Data excerpts
══════════════════════════════

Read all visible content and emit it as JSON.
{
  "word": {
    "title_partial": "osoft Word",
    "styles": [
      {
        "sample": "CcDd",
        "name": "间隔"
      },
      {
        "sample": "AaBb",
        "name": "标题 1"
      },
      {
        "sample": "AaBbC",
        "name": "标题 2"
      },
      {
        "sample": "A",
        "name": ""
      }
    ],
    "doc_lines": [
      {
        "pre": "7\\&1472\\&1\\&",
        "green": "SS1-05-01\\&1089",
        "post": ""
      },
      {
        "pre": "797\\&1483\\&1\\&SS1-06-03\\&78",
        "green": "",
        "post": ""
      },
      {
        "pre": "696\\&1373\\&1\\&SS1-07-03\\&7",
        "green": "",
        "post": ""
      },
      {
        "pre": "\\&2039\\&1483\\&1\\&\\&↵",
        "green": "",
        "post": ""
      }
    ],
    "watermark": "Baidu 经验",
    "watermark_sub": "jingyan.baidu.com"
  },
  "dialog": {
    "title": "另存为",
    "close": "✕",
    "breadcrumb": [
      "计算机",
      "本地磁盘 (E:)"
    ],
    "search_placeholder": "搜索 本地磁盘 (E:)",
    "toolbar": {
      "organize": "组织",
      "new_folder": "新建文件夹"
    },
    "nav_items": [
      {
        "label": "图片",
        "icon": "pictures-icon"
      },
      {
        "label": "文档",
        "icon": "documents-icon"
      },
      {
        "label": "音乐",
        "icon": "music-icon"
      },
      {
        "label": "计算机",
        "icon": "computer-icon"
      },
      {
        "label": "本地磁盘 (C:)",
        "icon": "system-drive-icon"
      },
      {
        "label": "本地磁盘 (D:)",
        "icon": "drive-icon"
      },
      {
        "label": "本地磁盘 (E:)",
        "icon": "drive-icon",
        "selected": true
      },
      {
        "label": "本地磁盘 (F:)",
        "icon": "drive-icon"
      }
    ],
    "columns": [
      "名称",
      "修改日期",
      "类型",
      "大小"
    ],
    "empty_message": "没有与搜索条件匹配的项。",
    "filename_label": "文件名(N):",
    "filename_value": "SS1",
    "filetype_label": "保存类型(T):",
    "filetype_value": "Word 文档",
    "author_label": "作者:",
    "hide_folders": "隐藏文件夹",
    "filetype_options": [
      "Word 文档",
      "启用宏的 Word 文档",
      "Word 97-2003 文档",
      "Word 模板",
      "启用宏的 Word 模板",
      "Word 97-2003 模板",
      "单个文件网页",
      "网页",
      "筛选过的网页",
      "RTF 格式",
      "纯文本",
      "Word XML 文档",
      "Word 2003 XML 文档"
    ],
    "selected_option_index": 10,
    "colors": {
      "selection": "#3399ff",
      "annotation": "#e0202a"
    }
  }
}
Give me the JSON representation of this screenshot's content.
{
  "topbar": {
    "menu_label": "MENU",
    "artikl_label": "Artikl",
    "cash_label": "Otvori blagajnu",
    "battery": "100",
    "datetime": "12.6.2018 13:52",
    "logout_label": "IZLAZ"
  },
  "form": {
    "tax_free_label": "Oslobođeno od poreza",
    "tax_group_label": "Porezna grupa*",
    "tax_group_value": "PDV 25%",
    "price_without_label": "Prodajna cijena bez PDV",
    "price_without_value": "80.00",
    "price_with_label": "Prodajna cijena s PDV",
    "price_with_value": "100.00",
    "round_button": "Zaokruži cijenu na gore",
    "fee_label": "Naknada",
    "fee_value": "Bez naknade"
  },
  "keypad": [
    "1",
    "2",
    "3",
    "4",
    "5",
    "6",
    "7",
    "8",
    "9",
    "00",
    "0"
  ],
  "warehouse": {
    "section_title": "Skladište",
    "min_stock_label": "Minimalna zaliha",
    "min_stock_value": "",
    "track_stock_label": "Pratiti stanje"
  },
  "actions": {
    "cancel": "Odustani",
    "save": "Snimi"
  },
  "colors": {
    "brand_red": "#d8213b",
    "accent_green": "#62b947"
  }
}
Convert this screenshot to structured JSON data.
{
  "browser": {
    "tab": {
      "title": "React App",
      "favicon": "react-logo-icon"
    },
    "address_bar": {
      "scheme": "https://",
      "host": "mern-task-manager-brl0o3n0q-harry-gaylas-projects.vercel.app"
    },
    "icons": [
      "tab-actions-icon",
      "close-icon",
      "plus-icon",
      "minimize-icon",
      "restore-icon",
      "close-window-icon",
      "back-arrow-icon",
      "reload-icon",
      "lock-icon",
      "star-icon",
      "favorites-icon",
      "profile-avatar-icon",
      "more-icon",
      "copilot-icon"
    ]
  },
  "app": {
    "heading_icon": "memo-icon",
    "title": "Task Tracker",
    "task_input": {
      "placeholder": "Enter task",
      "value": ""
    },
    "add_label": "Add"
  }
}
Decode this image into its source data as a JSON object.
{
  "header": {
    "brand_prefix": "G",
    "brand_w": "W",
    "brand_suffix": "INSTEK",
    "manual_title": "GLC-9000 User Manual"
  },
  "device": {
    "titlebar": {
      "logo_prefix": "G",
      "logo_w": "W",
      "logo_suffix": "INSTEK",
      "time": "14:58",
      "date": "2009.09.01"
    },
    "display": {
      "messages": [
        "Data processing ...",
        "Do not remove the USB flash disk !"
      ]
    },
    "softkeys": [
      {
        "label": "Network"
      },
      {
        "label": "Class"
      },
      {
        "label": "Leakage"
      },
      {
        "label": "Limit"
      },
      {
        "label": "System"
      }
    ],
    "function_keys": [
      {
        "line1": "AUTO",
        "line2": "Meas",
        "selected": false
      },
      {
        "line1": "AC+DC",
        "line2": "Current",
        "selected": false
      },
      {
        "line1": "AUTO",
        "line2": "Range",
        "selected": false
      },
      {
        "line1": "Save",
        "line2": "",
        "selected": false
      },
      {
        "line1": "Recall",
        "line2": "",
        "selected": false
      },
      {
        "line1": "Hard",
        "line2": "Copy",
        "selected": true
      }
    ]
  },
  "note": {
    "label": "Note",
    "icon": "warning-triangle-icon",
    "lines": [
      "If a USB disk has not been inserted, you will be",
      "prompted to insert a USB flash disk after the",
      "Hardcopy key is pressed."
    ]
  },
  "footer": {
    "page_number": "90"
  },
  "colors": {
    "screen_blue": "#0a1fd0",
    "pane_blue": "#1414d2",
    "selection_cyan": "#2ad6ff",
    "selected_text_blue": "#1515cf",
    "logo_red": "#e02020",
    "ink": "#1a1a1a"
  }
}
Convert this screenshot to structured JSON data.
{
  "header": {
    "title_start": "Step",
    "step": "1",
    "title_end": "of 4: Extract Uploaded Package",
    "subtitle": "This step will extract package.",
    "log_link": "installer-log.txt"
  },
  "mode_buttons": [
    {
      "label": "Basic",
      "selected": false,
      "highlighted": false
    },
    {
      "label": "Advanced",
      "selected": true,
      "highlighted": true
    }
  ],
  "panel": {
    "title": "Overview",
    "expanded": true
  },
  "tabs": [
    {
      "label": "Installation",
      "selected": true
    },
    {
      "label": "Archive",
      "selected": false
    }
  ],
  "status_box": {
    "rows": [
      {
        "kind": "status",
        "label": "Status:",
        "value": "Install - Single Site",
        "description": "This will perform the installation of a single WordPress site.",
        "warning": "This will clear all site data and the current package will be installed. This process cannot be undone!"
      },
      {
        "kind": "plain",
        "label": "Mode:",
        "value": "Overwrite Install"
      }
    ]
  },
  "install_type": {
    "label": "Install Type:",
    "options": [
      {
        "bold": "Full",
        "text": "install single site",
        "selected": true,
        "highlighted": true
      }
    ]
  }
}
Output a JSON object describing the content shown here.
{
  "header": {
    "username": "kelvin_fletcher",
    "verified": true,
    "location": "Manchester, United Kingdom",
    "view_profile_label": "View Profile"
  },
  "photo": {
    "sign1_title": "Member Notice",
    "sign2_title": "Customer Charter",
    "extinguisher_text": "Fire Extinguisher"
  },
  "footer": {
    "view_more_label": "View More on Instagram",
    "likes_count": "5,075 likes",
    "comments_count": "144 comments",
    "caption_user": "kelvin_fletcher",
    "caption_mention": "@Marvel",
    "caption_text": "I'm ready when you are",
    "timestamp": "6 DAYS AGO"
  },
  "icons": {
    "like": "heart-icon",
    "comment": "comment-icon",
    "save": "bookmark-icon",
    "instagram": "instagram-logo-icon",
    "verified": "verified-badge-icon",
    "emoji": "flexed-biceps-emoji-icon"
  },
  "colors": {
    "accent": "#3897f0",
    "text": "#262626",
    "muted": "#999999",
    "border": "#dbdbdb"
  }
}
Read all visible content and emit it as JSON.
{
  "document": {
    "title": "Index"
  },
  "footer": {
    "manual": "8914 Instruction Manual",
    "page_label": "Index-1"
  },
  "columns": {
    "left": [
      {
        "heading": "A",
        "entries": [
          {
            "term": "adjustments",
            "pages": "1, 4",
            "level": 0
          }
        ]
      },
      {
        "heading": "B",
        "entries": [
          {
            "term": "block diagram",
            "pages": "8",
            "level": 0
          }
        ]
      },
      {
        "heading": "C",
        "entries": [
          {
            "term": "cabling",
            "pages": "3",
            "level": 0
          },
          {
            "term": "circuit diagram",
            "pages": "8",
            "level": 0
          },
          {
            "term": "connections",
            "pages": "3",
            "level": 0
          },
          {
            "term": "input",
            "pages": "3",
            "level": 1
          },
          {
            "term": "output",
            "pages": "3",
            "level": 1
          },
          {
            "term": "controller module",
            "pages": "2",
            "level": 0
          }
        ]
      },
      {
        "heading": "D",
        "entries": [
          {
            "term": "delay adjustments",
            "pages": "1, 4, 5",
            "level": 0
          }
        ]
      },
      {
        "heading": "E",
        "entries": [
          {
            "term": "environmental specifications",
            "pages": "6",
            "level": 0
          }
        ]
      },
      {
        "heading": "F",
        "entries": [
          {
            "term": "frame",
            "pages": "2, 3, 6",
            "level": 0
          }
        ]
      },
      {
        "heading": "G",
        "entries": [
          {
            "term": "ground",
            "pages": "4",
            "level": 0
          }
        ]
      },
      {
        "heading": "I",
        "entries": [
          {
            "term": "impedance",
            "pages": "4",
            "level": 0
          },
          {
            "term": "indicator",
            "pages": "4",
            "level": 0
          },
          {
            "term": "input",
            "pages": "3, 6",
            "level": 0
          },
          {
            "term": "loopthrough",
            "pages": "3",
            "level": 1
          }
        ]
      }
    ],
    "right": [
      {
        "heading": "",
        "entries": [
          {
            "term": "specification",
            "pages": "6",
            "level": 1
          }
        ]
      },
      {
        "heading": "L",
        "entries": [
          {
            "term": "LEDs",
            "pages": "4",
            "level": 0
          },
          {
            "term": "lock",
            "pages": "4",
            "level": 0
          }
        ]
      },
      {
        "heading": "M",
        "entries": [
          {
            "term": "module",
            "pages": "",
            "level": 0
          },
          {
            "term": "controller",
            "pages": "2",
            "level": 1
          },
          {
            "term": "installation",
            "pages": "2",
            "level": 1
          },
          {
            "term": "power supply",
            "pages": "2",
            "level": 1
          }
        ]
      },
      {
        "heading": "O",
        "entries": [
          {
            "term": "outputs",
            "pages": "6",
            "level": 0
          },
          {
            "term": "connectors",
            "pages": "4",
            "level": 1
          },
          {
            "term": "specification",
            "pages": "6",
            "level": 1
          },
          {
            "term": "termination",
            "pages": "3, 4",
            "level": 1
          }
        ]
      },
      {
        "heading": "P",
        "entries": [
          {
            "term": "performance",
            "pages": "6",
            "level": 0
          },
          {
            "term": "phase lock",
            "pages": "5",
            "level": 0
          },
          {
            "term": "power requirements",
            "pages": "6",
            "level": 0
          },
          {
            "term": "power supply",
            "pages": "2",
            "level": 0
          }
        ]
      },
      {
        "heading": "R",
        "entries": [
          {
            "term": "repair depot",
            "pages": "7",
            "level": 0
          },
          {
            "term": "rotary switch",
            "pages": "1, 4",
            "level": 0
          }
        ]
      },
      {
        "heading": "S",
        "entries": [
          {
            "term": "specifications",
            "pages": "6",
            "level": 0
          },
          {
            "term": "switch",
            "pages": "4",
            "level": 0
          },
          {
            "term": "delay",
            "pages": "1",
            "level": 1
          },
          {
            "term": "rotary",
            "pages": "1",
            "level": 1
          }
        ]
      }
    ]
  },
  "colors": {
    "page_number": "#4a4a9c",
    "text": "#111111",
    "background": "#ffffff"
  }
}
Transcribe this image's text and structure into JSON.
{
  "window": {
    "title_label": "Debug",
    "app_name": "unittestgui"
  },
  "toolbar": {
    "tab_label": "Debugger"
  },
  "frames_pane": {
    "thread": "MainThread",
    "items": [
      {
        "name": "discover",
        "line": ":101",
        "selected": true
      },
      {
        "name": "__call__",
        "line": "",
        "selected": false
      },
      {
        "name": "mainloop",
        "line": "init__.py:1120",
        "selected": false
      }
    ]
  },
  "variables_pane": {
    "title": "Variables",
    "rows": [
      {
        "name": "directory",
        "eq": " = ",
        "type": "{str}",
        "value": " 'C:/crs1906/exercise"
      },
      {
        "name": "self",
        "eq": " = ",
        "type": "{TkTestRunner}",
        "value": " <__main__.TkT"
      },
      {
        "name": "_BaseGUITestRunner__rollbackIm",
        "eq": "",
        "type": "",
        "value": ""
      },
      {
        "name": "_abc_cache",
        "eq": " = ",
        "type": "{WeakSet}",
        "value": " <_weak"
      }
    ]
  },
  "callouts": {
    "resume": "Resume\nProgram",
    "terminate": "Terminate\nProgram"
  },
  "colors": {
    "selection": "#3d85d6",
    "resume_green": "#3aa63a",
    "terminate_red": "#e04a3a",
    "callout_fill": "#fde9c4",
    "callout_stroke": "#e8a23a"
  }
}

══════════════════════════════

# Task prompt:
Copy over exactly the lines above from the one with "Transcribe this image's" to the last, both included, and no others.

# Output of the task:
Transcribe this image's text and structure into JSON.
{
  "window": {
    "title_label": "Debug",
    "app_name": "unittestgui"
  },
  "toolbar": {
    "tab_label": "Debugger"
  },
  "frames_pane": {
    "thread": "MainThread",
    "items": [
      {
        "name": "discover",
        "line": ":101",
        "selected": true
      },
      {
        "name": "__call__",
        "line": "",
        "selected": false
      },
      {
        "name": "mainloop",
        "line": "init__.py:1120",
        "selected": false
      }
    ]
  },
  "variables_pane": {
    "title": "Variables",
    "rows": [
      {
        "name": "directory",
        "eq": " = ",
        "type": "{str}",
        "value": " 'C:/crs1906/exercise"
      },
      {
        "name": "self",
        "eq": " = ",
        "type": "{TkTestRunner}",
        "value": " <__main__.TkT"
      },
      {
        "name": "_BaseGUITestRunner__rollbackIm",
        "eq": "",
        "type": "",
        "value": ""
      },
      {
        "name": "_abc_cache",
        "eq": " = ",
        "type": "{WeakSet}",
        "value": " <_weak"
      }
    ]
  },
  "callouts": {
    "resume": "Resume\nProgram",
    "terminate": "Terminate\nProgram"
  },
  "colors": {
    "selection": "#3d85d6",
    "resume_green": "#3aa63a",
    "terminate_red": "#e04a3a",
    "callout_fill": "#fde9c4",
    "callout_stroke": "#e8a23a"
  }
}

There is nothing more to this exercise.